Sheetz: I have always felt the support from the organization and those I’ve worked with to be the best father I can be.
Wagner: I’ve been fortunate to have managers who allow me the flexibility to devote time to my kids. Spending time raising your kids is the most important thing you can do in life.
Q: What is one piece of advice you would share other dads?
Barsamian: I travel a lot, so I’ve worked hard to ensure my daughter knows that there will be sporting events and class trips that I may miss from time to time, but I will never miss the opportunity to show genuine interest in those events and share in the celebration or memories through her. Every night on my way home (from the office or the airport), I remind myself that a daughter’s first hero is her father, and consider how I show up when I walk through the door. This self-reflection has helped me survive the changing landscape of fatherhood.
Gupta: Always talk to your kids about how their day went and share highlights of your day. When traveling, try to send pictures to them, so they feel connected. Finally, life is short. Make the most of the every moment you have with them.

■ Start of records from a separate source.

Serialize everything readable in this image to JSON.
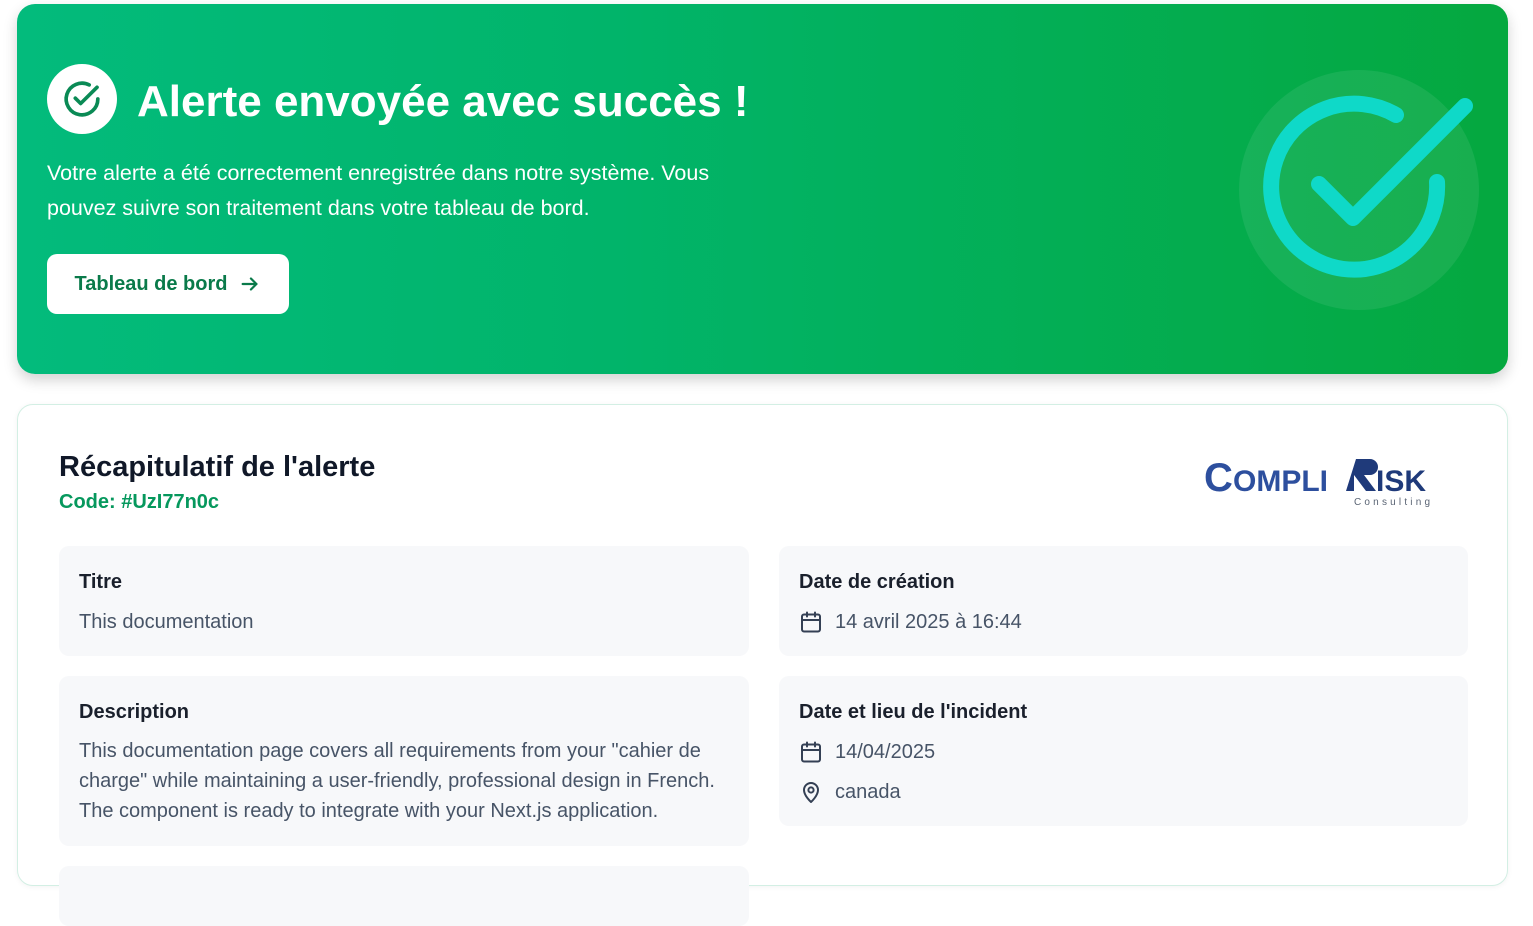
{
  "hero": {
    "title": "Alerte envoyée avec succès !",
    "message": "Votre alerte a été correctement enregistrée dans notre système. Vous pouvez suivre son traitement dans votre tableau de bord.",
    "dashboard_button_label": "Tableau de bord",
    "check_icon": "check-circle-icon",
    "arrow_icon": "arrow-right-icon"
  },
  "summary": {
    "title": "Récapitulatif de l'alerte",
    "code": "Code: #UzI77n0c",
    "logo": {
      "brand_main": "COMPLI",
      "brand_risk": "RISK",
      "brand_sub": "Consulting"
    },
    "fields": {
      "title": {
        "label": "Titre",
        "value": "This documentation"
      },
      "creation_date": {
        "label": "Date de création",
        "value": "14 avril 2025 à 16:44",
        "icon": "calendar-icon"
      },
      "description": {
        "label": "Description",
        "value": "This documentation page covers all requirements from your \"cahier de charge\" while maintaining a user-friendly, professional design in French. The component is ready to integrate with your Next.js application."
      },
      "incident": {
        "label": "Date et lieu de l'incident",
        "date": "14/04/2025",
        "location": "canada",
        "date_icon": "calendar-icon",
        "location_icon": "map-pin-icon"
      }
    }
  },
  "colors": {
    "hero_gradient_start": "#03bb7c",
    "hero_gradient_end": "#05a83f",
    "accent_green": "#06985d",
    "button_text": "#0a7a4a",
    "big_check": "#0fd9c8",
    "logo_blue": "#2d4f9e",
    "field_bg": "#f7f8fa"
  }
}
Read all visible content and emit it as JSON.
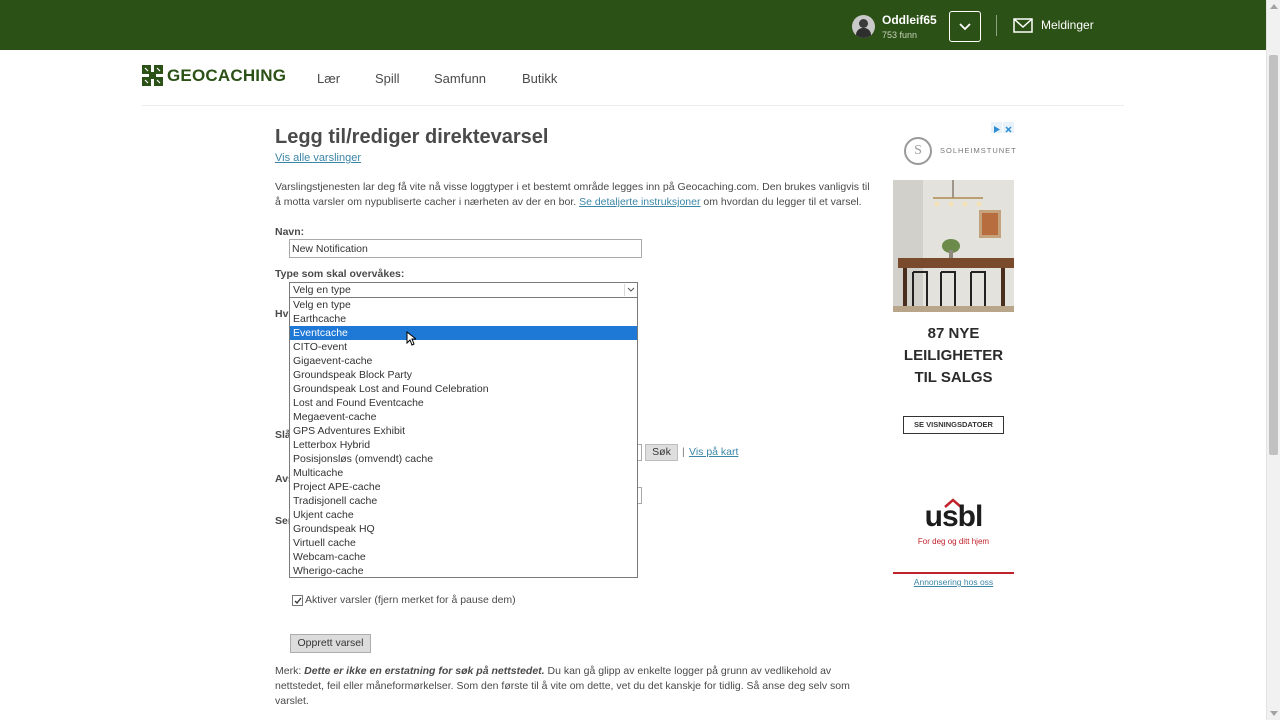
{
  "header": {
    "username": "Oddleif65",
    "finds": "753 funn",
    "messages_label": "Meldinger"
  },
  "nav": {
    "logo_text": "GEOCACHING",
    "items": [
      "Lær",
      "Spill",
      "Samfunn",
      "Butikk"
    ]
  },
  "page": {
    "title": "Legg til/rediger direktevarsel",
    "view_all_link": "Vis alle varslinger",
    "intro_text": "Varslingstjenesten lar deg få vite nå visse loggtyper i et bestemt område legges inn på Geocaching.com. Den brukes vanligvis til å motta varsler om nypubliserte cacher i nærheten av der en bor. ",
    "intro_link": "Se detaljerte instruksjoner",
    "intro_after": " om hvordan du legger til et varsel."
  },
  "form": {
    "name_label": "Navn:",
    "name_value": "New Notification",
    "type_label": "Type som skal overvåkes:",
    "type_selected": "Velg en type",
    "partial_labels": [
      "Hvi",
      "Slå",
      "Avs",
      "Ser"
    ],
    "type_options": [
      "Velg en type",
      "Earthcache",
      "Eventcache",
      "CITO-event",
      "Gigaevent-cache",
      "Groundspeak Block Party",
      "Groundspeak Lost and Found Celebration",
      "Lost and Found Eventcache",
      "Megaevent-cache",
      "GPS Adventures Exhibit",
      "Letterbox Hybrid",
      "Posisjonsløs (omvendt) cache",
      "Multicache",
      "Project APE-cache",
      "Tradisjonell cache",
      "Ukjent cache",
      "Groundspeak HQ",
      "Virtuell cache",
      "Webcam-cache",
      "Wherigo-cache"
    ],
    "highlighted_option": "Eventcache",
    "search_button": "Søk",
    "pipe": "|",
    "map_link": "Vis på kart",
    "activate_label": "Aktiver varsler (fjern merket for å pause dem)",
    "activate_checked": true,
    "create_button": "Opprett varsel",
    "note_prefix": "Merk: ",
    "note_emphasis": "Dette er ikke en erstatning for søk på nettstedet.",
    "note_rest": " Du kan gå glipp av enkelte logger på grunn av vedlikehold av nettstedet, feil eller måneformørkelser. Som den første til å vite om dette, vet du det kanskje for tidlig. Så anse deg selv som varslet."
  },
  "ad": {
    "brand": "SOLHEIMSTUNET",
    "brand_initial": "S",
    "headline": "87 NYE LEILIGHETER TIL SALGS",
    "cta": "SE VISNINGSDATOER",
    "usbl_name": "usbl",
    "usbl_tagline": "For deg og ditt hjem",
    "advertise_link": "Annonsering hos oss"
  },
  "colors": {
    "header_bg": "#2c5116",
    "link": "#3b86a7",
    "selected_option": "#1e78d6",
    "usbl_red": "#c0222b"
  }
}
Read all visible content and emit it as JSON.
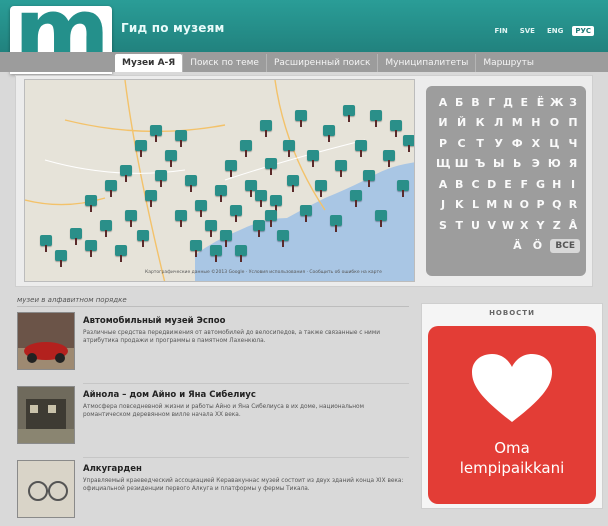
{
  "header": {
    "logo_letter": "m",
    "title": "Гид по музеям",
    "languages": [
      "FIN",
      "SVE",
      "ENG",
      "РУС"
    ],
    "active_language": "РУС"
  },
  "nav": {
    "tabs": [
      "Музеи А-Я",
      "Поиск по теме",
      "Расширенный поиск",
      "Муниципалитеты",
      "Маршруты"
    ],
    "active": "Музеи А-Я"
  },
  "map": {
    "attribution": "Картографические данные ©2013 Google · Условия использования · Сообщить об ошибке на карте"
  },
  "alphabet": {
    "rows": [
      [
        "А",
        "Б",
        "В",
        "Г",
        "Д",
        "Е",
        "Ё",
        "Ж",
        "З"
      ],
      [
        "И",
        "Й",
        "К",
        "Л",
        "М",
        "Н",
        "О",
        "П"
      ],
      [
        "Р",
        "С",
        "Т",
        "У",
        "Ф",
        "Х",
        "Ц",
        "Ч"
      ],
      [
        "Щ",
        "Ш",
        "Ъ",
        "Ы",
        "Ь",
        "Э",
        "Ю",
        "Я"
      ],
      [
        "A",
        "B",
        "C",
        "D",
        "E",
        "F",
        "G",
        "H",
        "I"
      ],
      [
        "J",
        "K",
        "L",
        "M",
        "N",
        "O",
        "P",
        "Q",
        "R"
      ],
      [
        "S",
        "T",
        "U",
        "V",
        "W",
        "X",
        "Y",
        "Z",
        "Å"
      ],
      [
        "Ä",
        "Ö"
      ]
    ],
    "all_label": "ВСЕ"
  },
  "list": {
    "title": "музеи в алфавитном порядке",
    "items": [
      {
        "title": "Автомобильный музей Эспоо",
        "desc": "Различные средства передвижения от автомобилей до велосипедов, а также связанные с ними атрибутика продажи и программы в памятном Лахенкюла."
      },
      {
        "title": "Айнола – дом Айно и Яна Сибелиус",
        "desc": "Атмосфера повседневной жизни и работы Айно и Яна Сибелиуса в их доме, национальном романтическом деревянном вилле начала XX века."
      },
      {
        "title": "Алкугарден",
        "desc": "Управляемый краеведческий ассоциацией Керавакуннас музей состоит из двух зданий конца XIX века: официальной резиденции первого Алкуга и платформы у фермы Тикала."
      }
    ]
  },
  "news": {
    "title": "НОВОСТИ",
    "card_text_line1": "Oma",
    "card_text_line2": "lempipaikkani"
  },
  "colors": {
    "brand": "#24908b",
    "nav": "#9c9c9c",
    "news_card": "#e33d36"
  }
}
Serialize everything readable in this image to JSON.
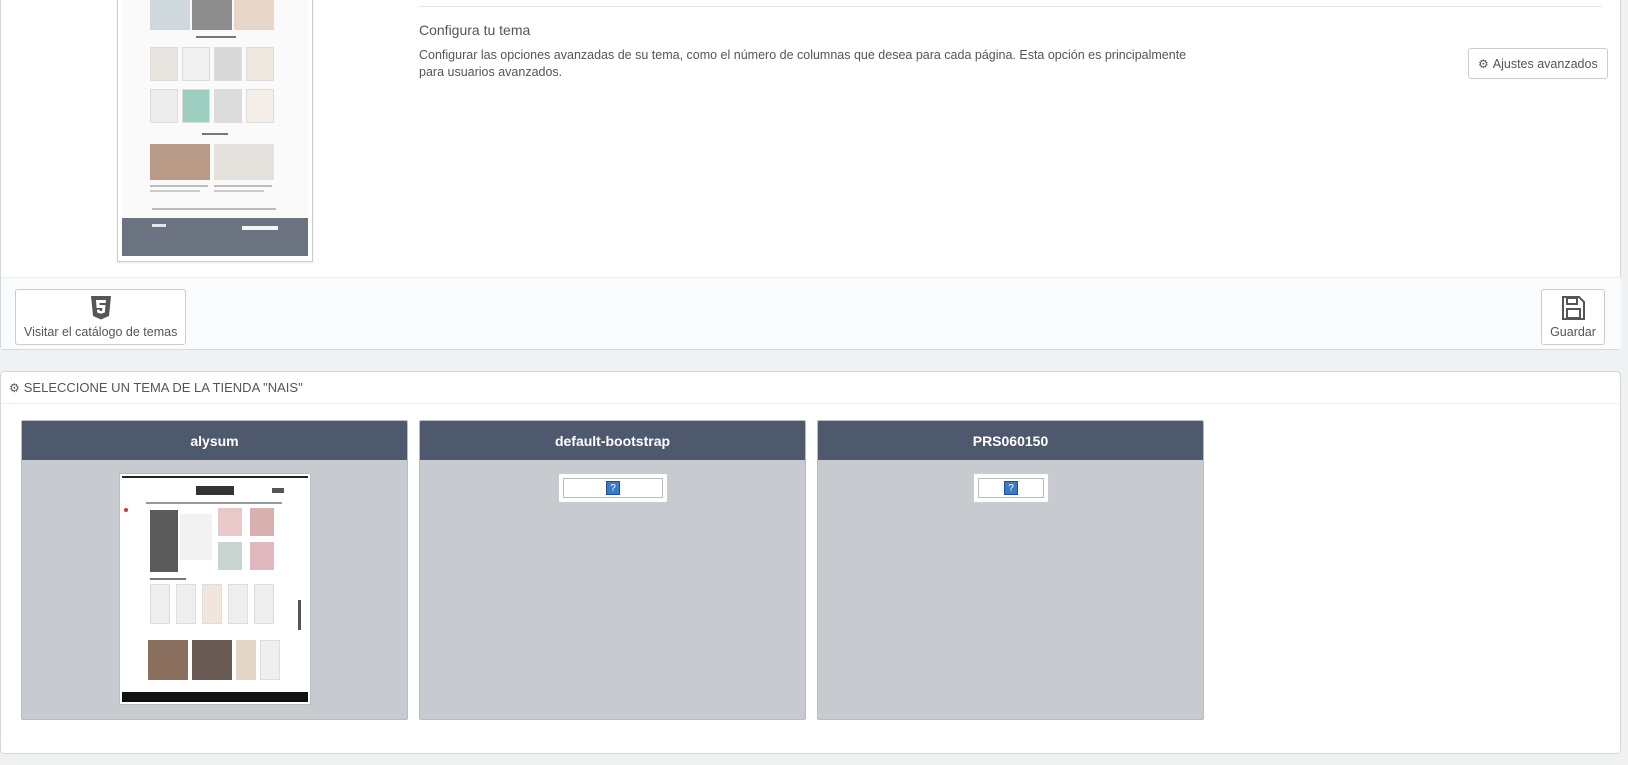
{
  "config": {
    "title": "Configura tu tema",
    "description": "Configurar las opciones avanzadas de su tema, como el número de columnas que desea para cada página. Esta opción es principalmente para usuarios avanzados.",
    "advanced_button_label": "Ajustes avanzados",
    "advanced_button_icon": "gear-icon"
  },
  "actions": {
    "catalog_label": "Visitar el catálogo de temas",
    "catalog_icon": "html5-icon",
    "save_label": "Guardar",
    "save_icon": "floppy-disk-icon"
  },
  "theme_panel": {
    "heading": "SELECCIONE UN TEMA DE LA TIENDA \"NAIS\"",
    "heading_icon": "cogs-icon",
    "themes": [
      {
        "name": "alysum",
        "preview": "screenshot"
      },
      {
        "name": "default-bootstrap",
        "preview": "broken-image"
      },
      {
        "name": "PRS060150",
        "preview": "broken-image"
      }
    ]
  },
  "colors": {
    "card_header": "#4f596e",
    "card_body": "#c7cace",
    "page_bg": "#eff1f2"
  }
}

Hill: Make sure you spend time with each child individually. As a father of four, I have learned to have a healthy mix of things we do as a family and opportunities for one-on-one time. While I cherish the moments we have when we are all together, some of my fondest memories come from those special “just me and dad” trips and events.
McGuire: For the new dads, hang in there. The first 90 days are tough, but it gets better and couldn’t be more fun after that! Don’t be afraid to leave the house when they are super young. You can still do fun stuff. You just may have a high chair with you at brunch. Work-life balance is tough. I like to think of it as work-life harmony to ensure I’m giving my best to everyone when I can. Take time off and spend it with your family when you can, but make sure you don’t drop off in your day job.
Morgan: Be prepared to think about your kids and their needs before your own and embrace it. Eventually, the kids will grow up and move out, and you can focus on yourself and your interests again, but you want to be able to look yourself and them in the eyes and say that you have done everything you can do give them a great life and a focused, involved father.
Nash: Be flexible! Be open. Don’t be afraid to be afraid. There is no manual for this. You can plan all you want, but there is no way to plan for everything. Most importantly, don’t forget that you can always connect with other parents and never hesitate to ask for help.